Inflatable Spacecraft Beams Back Images
LOS ANGELES — An unmanned, inflatable spacecraft launched by a Las Vegas real estate mogul has beamed back the first images since it slipped into orbit and expanded itself.
Genesis I sent back several photos Thursday taken by its dozen cameras showing sections of the craft, according to its builder Bigelow Aerospace. The company declined to publicly release the images.
The experimental spacecraft rocketed into space Wednesday from Russia on a mission to test technology that could be used to build an inflatable commercial space station.
Genesis I was healthy with functional onboard computers, solar panels, battery power and pressure systems, said company founder Robert Bigelow.
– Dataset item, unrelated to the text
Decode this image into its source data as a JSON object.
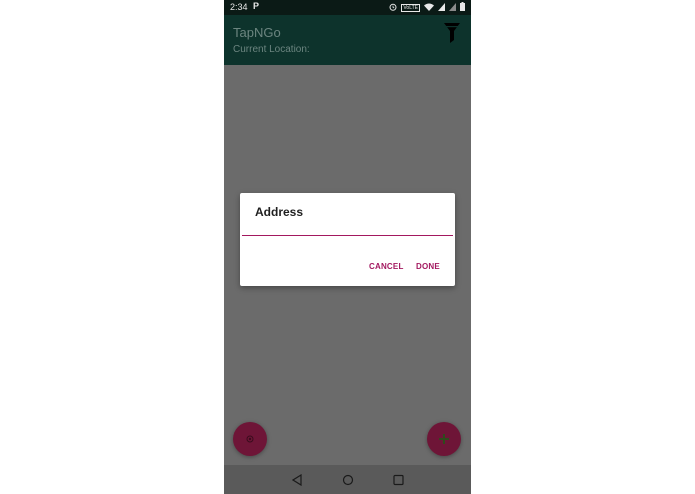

“All systems are operating,” Bigelow said in a brief statement posted on his Web site.
Bigelow, owner of the Budget Suites of America hotel chain, has lofty dreams of building an expandable orbital outpost by 2015 to be made up of several Genesis-like satellites tied together.
He has promised to invest $500 million to build a space habitat that could be used as a space hotel, science lab or sports arena.
But first, engineers must test the inflatable technology. Over the next five years, they will study how well Genesis I can withstand space radiation and micrometeoroids. Future missions will focus on docking between spacecraft – another key component to having a flexible commercial space station.
Genesis I marked the first launch for Bigelow Aerospace. Because the flight was experimental, Bigelow had said he expected problems to arise. But the mission appeared to exceed expectations.
Seven hours after entering orbit, mission controllers confirmed the watermelon-shaped craft, which measured 14 feet long and 4 feet wide at launch, successfully inflated to twice that width.
The company plans a second launch this fall that will further test the technology.
On the Net:
Bigelow Aerospace: http://www.bigelowaerospace.com